In fact, a decidedly consumerist brand of impatience has become the leitmotif of the 2010 race. Responding to the incessant drumming of fingers, Rob Ford promises a sentient body at the other end of all phone calls to City Hall, a theme that was picked up and re-packaged — “pronTO”!! — last week by George Smitherman. (Never mind that neither will tell Mr. and Mrs. Irate Taxpayer how they’ll pay for Toronto’s new era of gloriously responsive customer service.)
Smitherman’s wordsmiths, in fact, have come up with a catchy phrase to describe the summer of our (imputed) discontent: “days of disruption” — a slyly suggestive slogan that binds voter angst about interminable construction, clogged highways, transit delays and striking civic unions into one seething bundle.
None of them, however, are saying anything at all about the very real potential for labour disruption that looms heavily over the next term of council. The TTC’s collective agreement with the Amalgamated Transit Union expires on March 31, 2011, and the CUPE 416/79 contracts must be re-negotiated in 2012.
With Rocco Rossi, Rob Ford and Sarah Thomson all vowing to privatize garbage collection, and Smitherman pledging to at least consider it, the stage is set for an epic battle over the rarely acknowledged depth charge in CUPE’s collective agreement – the one that effectively makes it uneconomic for the city to outsource municipal services.
In case you missed the trailer:
“No permanent employee with ten (10) years of seniority shall lose his employment as a result of contracting out or privatization. Employees affected … shall have access to the Redeployment provisions of Article 28 and the Layoff and Recall provisions of Article 29. It is understood that permanent employees displaced from their jobs by reasons referred to herein will be relocated following consultation with the Union to suitable employment with the City and thereafter shall experience no loss of wages, benefits or seniority…”
Sure, the next mayor can privatize. But unless council persuades CUPE to drop the aforementioned sentences from the new collective agreement (don’t wait up), the City won’t save any money because the payroll doesn’t shrink. Thomson argues that retirements in the City’s aging workforce may give council some room to maneuver. Perhaps, but the almost inevitable showdown over the contracting-out language could make last summer’s garbage strike look like a playground spat.
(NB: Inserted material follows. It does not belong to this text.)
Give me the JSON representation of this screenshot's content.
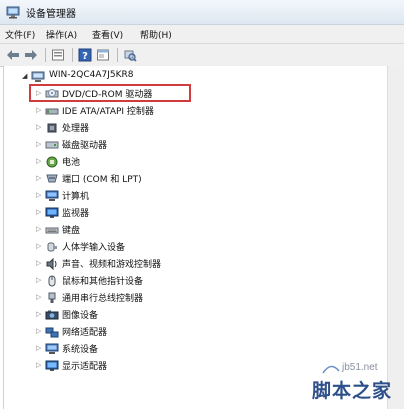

Which brings us to the coming round of TTC talks, the next mayor’s first substantial task. Barring a long-shot victory by the Pantalone camp, here’s how the landscape will likely look in the run-up to March 31:
The new chair is almost certain to be a fiscal hard-ass. There will be non-politicians (i.e., business people) on the commission and lots of tough talk about shaking up TTC senior management. The Amalgamated Transit Uinon’s back, in turn, will be up for all the usual reasons, as well as the fact that the promised acceleration of the smart card deployment (from Rossi and Smitherman) could mean layoffs for ticket collectors.
Mostly, the first big labour negotiation for a new right-of-centre mayor will be viewed by everyone — voters, riders, councillors, public sector union leaders, the media — as a test of strength. In other words, they will have no choice but to figure out how to look like they’ve won, but do so without creating genuine disruption.
We asked the six major candidates stand how they’d approach the TTC talks:
Contract Goals: Premature to speculate about outcomes of negotiation
Fare Hike for 2011? Fare hike would be tied to inflation and improved service
Essential Service? Yes, with the qualifier that existing provincial arbitration laws lead to expensive settlements
Contract Goals: Won’t comment on wage goals, citing current economic uncertainty
Fare Hike for 2011? No, would lobby Queen’s Park to cover half of TTC’s operating deficit
Essential Service? No (cites CD Howe report that estimated previous TTC contract would have been $23 million more expensive under essential service designation)
Contract Goals: Looking for a hiring freeze and workforce reduction through attrition
Fare Hike for 2011? Did not provide answer
Essential Service? No, says that would drive up operating costs
Contract Goals: Looking for language that gives management more clout
Fare Hike for 2011? Wants to reduce fares
Essential Service? Yes (says unions come away with great wage settlements)
Contract Goals: Won’t talk about bargaining goals in public
Fare Hike for 2011? No (no more taxes)
Essential Service? Yes (long-standing position)
Contract Goals: Outsourcing; COL/inflation as benchmark for wage increase
Fare Hike for 2011? Fares shouldn’t rise given current service levels
Essential Service? No